• _EXERCISE INSTRUCTIONS_: Among the records, how many lines contain "Vorhaben"? Only the number is needed.

======

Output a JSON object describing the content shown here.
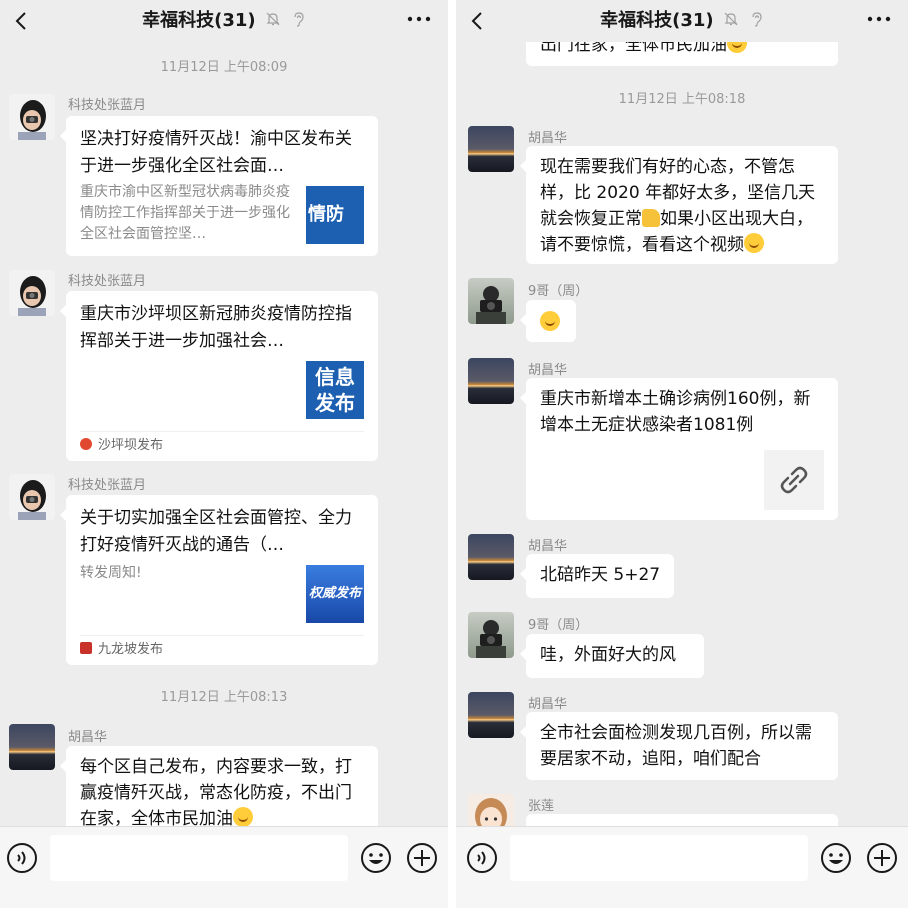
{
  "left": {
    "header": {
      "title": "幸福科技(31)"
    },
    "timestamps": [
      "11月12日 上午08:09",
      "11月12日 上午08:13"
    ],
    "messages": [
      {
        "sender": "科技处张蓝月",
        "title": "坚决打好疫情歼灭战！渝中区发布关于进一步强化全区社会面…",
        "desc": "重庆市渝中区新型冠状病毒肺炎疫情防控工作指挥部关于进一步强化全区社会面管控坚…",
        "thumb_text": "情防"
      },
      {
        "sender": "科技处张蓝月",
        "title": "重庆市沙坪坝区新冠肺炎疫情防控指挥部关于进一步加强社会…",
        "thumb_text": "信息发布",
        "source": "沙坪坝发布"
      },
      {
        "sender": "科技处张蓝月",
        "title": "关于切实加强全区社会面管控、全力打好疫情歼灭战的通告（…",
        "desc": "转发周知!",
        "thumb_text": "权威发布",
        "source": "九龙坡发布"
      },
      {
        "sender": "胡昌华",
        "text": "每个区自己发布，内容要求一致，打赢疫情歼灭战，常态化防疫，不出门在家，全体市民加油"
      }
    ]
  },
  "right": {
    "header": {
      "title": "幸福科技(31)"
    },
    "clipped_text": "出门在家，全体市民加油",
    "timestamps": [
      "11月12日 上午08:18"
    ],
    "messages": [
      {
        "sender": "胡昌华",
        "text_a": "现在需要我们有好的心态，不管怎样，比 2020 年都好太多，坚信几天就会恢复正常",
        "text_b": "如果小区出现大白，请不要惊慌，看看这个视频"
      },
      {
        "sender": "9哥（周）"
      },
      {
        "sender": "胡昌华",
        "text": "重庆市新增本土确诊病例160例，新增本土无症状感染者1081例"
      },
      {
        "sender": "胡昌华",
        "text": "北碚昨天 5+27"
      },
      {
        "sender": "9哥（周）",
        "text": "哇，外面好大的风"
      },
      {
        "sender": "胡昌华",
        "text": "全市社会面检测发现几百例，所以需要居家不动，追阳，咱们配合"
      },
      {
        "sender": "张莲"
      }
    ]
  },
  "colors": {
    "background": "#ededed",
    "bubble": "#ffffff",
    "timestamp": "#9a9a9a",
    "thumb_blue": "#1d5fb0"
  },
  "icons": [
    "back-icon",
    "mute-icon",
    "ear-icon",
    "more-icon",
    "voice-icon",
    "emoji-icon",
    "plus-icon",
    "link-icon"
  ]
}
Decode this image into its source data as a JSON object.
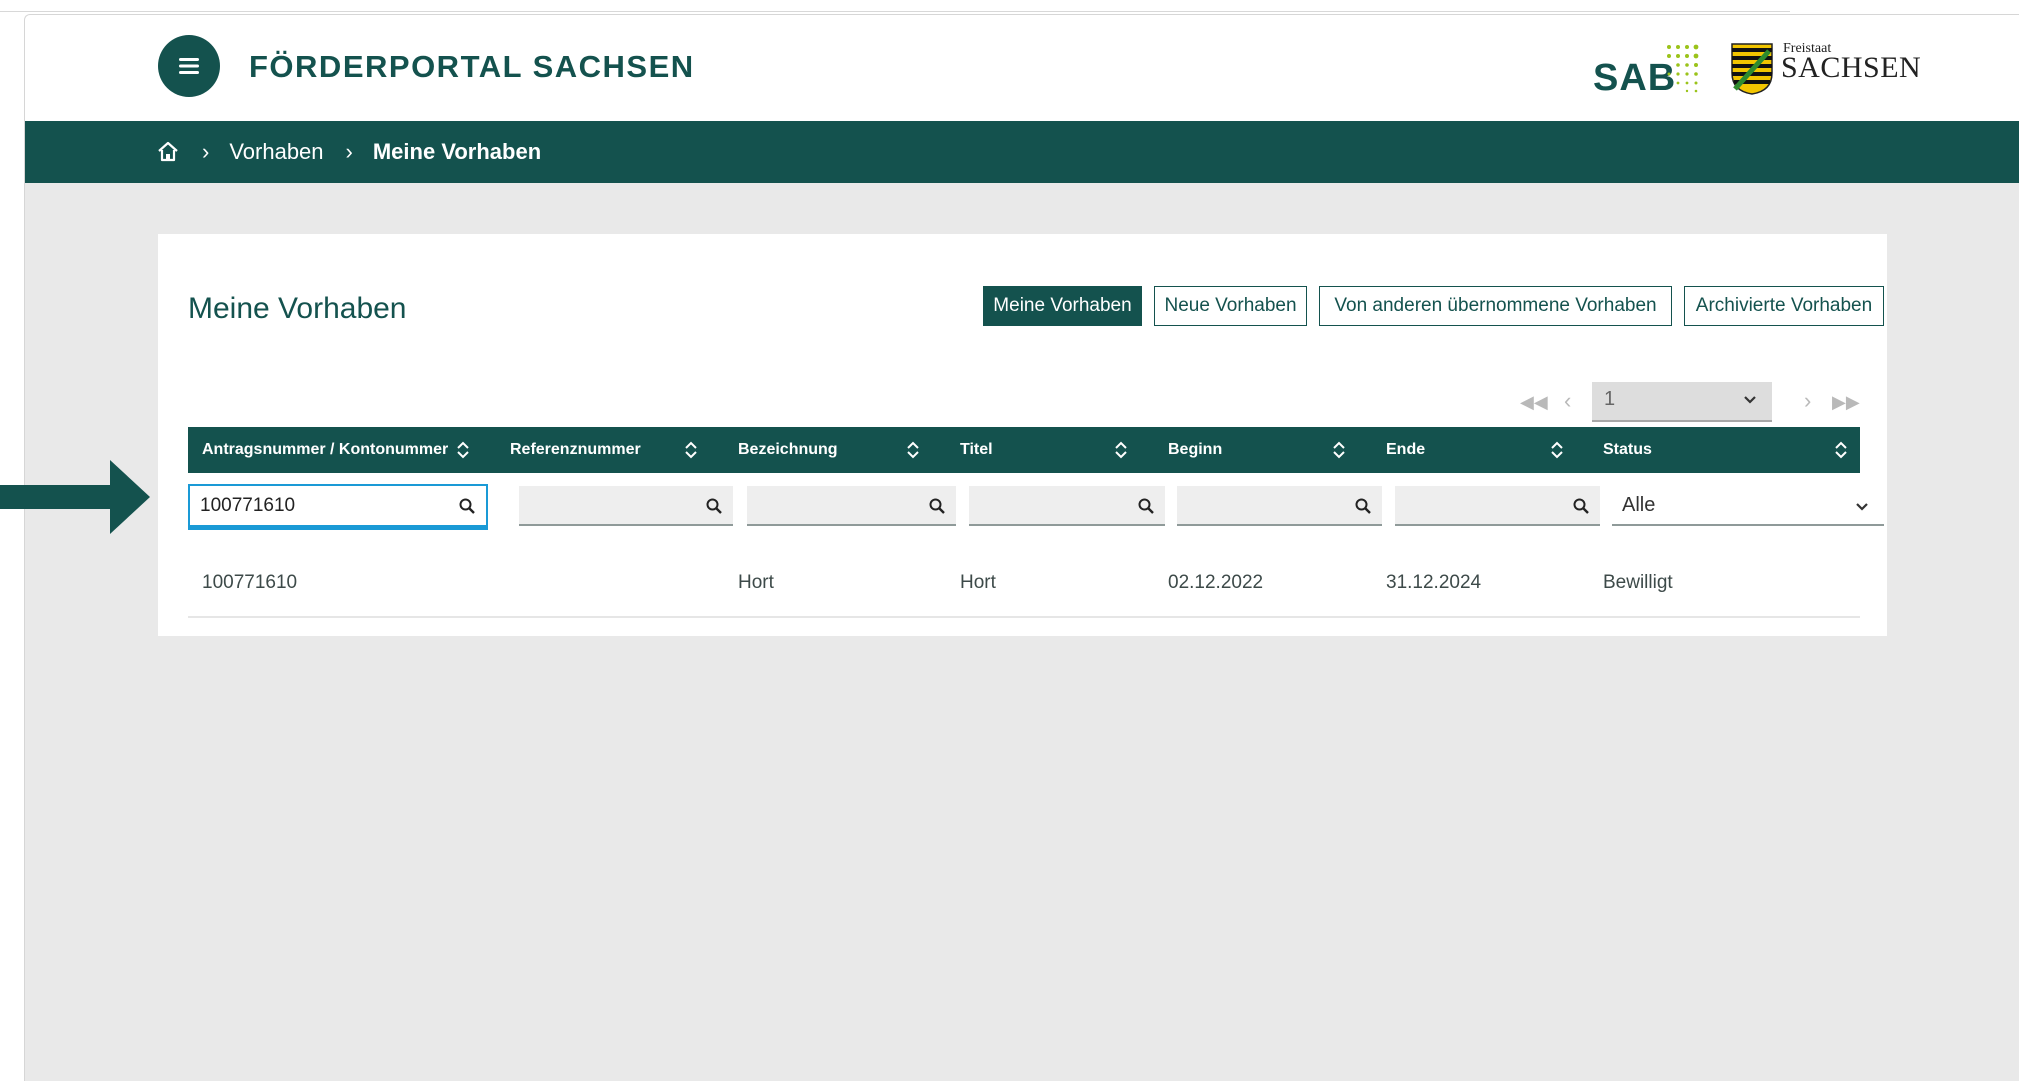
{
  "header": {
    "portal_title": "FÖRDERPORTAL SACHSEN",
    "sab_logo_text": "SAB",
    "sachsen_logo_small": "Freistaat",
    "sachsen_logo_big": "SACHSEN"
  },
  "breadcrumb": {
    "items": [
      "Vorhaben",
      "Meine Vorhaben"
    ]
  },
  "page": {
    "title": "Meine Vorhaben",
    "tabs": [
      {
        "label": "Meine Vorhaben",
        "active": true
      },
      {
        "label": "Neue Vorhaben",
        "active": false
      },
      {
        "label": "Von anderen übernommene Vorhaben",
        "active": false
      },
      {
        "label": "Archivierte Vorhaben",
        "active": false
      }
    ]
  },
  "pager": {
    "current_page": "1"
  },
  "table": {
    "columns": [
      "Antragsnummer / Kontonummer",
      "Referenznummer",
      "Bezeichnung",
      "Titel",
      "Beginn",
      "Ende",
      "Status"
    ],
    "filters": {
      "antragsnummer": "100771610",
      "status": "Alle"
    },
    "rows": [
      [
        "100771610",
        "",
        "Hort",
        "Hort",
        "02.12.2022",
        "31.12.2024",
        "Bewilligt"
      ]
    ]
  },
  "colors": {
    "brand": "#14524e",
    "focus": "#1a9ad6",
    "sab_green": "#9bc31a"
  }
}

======

• _ANSWER TO THE EXERCISE_: 7